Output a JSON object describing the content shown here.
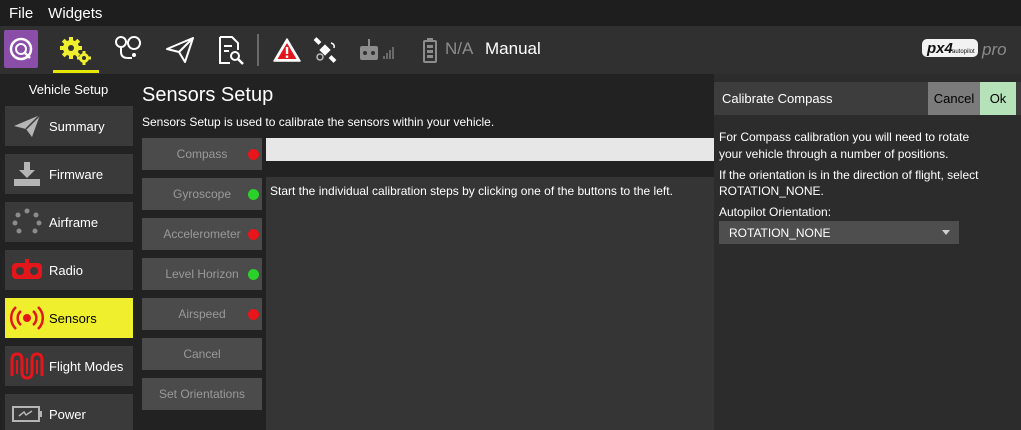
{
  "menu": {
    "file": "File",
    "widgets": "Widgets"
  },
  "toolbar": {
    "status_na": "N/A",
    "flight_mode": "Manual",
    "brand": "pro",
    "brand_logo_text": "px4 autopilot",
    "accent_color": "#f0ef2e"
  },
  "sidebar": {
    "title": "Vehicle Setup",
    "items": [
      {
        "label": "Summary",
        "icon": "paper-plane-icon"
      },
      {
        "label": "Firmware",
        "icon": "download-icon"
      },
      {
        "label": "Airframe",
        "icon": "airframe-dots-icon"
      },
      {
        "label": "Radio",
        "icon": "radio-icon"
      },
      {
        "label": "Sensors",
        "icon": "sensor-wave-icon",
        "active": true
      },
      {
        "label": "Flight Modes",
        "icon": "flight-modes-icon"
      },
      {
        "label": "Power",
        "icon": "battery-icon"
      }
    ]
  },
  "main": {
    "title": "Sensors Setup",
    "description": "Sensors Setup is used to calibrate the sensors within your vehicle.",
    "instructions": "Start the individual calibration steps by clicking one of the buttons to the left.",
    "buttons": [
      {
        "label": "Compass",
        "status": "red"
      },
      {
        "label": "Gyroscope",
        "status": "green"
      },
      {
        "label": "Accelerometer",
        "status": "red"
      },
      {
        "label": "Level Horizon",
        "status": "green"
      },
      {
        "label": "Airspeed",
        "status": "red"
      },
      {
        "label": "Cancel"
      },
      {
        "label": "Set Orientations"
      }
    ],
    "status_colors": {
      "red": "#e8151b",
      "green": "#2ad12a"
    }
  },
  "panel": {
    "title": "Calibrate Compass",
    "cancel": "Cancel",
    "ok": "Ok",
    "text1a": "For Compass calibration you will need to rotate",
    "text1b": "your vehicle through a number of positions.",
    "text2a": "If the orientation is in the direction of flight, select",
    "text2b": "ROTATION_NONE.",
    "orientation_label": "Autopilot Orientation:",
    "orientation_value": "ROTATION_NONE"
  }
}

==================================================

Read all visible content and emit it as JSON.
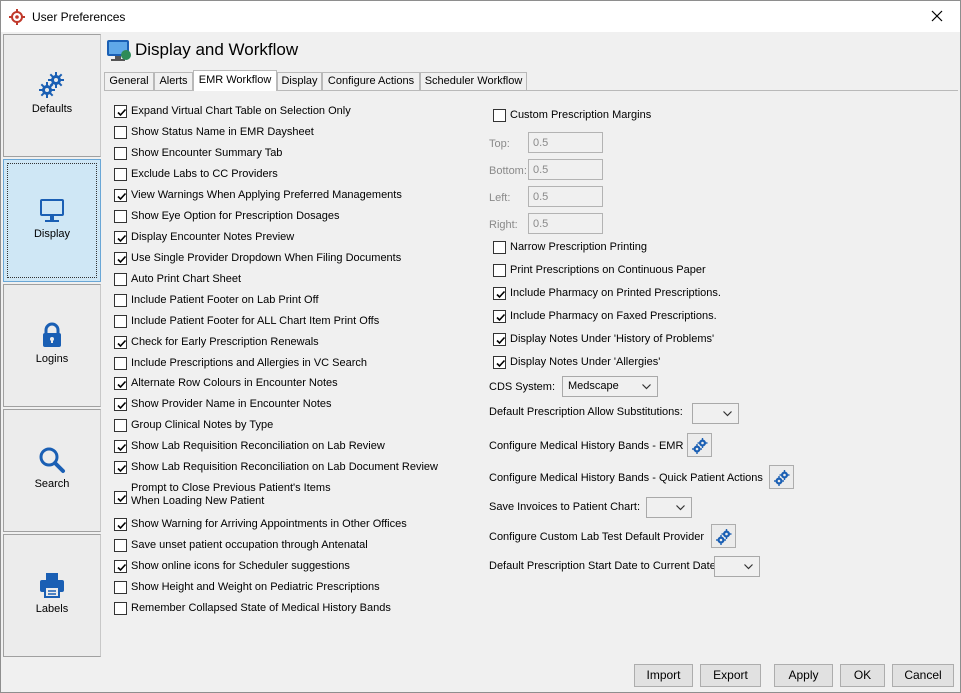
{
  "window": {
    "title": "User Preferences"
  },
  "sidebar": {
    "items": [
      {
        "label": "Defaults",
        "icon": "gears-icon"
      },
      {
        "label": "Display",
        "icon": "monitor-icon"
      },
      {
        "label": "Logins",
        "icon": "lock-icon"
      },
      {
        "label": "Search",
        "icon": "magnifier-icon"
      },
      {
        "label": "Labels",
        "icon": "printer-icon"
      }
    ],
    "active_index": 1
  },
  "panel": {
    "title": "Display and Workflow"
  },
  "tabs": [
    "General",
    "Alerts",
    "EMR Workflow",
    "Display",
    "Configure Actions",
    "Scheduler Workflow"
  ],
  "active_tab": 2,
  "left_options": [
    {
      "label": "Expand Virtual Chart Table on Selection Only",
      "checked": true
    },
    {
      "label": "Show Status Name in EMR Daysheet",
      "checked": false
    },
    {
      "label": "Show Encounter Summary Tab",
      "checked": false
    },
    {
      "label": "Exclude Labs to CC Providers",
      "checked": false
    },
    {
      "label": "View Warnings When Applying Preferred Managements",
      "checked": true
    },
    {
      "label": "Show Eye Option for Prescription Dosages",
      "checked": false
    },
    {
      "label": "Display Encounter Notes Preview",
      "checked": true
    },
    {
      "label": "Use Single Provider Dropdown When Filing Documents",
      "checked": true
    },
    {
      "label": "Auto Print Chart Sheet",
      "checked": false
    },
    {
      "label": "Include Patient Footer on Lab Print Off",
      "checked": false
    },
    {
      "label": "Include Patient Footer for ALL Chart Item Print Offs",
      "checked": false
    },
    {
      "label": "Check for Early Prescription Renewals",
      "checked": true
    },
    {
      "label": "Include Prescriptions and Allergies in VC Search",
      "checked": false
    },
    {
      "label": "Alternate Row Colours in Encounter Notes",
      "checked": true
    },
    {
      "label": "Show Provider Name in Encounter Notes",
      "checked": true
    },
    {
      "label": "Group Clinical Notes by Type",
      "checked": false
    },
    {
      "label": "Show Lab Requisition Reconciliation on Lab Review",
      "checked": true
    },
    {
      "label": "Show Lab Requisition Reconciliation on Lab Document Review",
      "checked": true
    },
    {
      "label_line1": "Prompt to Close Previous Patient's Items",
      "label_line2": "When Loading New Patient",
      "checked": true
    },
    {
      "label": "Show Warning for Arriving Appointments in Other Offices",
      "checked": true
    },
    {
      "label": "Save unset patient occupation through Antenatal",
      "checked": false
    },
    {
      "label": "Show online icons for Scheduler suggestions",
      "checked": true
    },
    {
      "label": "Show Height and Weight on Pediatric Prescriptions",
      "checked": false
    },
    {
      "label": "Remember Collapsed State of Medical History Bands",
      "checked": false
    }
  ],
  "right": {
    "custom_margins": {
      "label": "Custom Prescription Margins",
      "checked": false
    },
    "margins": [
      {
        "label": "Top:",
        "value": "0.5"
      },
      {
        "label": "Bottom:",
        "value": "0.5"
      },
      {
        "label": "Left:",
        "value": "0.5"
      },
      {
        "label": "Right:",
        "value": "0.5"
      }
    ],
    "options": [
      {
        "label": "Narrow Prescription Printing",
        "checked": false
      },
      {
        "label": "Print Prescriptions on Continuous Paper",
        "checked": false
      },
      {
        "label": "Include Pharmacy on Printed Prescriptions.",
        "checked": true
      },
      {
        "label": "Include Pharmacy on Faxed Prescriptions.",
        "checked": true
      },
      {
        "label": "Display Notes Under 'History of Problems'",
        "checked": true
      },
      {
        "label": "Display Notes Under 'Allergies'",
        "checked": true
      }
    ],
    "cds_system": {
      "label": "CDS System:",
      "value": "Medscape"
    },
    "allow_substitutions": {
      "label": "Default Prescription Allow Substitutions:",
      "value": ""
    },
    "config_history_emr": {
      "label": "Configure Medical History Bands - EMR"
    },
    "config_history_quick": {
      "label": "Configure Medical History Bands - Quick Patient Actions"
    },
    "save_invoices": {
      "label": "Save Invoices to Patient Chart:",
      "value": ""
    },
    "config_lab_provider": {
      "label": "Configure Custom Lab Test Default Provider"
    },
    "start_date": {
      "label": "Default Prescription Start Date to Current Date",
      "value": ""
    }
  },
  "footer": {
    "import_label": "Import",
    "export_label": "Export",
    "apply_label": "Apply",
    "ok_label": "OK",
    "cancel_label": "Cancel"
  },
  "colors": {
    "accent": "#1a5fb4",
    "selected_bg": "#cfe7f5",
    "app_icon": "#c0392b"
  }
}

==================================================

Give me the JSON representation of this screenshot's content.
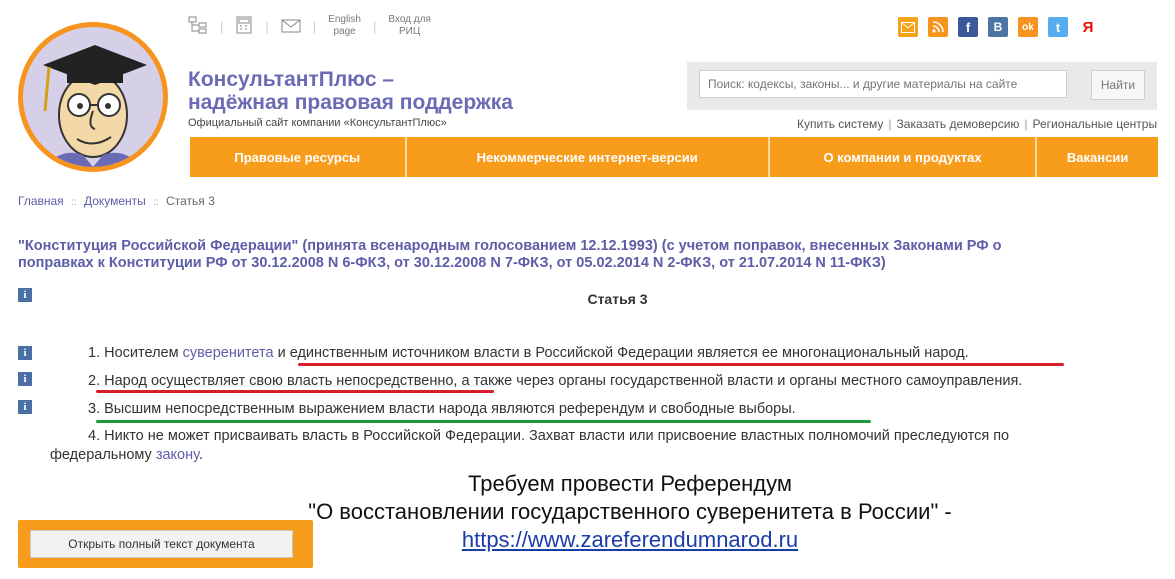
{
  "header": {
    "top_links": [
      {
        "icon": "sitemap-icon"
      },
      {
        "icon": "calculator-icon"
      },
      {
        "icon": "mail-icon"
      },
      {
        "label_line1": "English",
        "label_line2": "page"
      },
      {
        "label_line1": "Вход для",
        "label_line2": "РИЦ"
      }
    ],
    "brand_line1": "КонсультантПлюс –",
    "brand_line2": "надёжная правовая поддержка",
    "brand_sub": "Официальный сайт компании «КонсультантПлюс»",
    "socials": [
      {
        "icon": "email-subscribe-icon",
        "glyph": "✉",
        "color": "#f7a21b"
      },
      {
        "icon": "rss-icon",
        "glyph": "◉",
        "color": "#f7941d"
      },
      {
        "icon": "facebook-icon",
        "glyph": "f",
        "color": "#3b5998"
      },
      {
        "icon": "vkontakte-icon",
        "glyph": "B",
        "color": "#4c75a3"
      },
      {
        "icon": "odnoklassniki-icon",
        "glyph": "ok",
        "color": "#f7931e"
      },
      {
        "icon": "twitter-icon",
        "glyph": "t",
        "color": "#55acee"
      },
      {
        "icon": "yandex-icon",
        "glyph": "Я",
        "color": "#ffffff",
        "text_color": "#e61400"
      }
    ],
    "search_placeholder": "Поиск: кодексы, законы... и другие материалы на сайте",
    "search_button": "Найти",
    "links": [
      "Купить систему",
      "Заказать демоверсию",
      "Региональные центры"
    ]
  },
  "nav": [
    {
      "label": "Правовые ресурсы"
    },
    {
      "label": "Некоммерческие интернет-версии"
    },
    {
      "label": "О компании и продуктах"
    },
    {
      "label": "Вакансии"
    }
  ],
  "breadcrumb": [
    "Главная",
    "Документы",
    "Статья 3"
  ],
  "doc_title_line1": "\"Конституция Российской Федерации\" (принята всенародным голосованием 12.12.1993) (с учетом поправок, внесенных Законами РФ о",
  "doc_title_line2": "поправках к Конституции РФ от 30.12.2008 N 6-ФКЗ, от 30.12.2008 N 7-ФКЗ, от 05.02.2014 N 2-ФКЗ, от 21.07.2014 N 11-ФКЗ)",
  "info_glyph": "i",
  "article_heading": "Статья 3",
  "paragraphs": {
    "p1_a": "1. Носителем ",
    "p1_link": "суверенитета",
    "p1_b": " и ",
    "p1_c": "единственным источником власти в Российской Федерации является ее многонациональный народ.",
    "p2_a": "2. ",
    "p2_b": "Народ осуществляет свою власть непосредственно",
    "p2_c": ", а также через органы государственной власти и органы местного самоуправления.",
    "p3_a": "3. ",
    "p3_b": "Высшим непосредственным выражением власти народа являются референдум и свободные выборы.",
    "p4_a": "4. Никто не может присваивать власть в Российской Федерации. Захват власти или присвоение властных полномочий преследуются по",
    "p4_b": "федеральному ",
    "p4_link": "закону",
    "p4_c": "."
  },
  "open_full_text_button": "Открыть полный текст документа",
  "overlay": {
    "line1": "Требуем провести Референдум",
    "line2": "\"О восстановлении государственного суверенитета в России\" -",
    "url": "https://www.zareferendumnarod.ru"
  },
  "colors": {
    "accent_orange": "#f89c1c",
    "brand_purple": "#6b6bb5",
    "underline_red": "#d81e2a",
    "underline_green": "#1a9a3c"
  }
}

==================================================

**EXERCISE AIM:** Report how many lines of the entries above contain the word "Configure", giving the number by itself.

**WRITTEN RESPONSE:** 4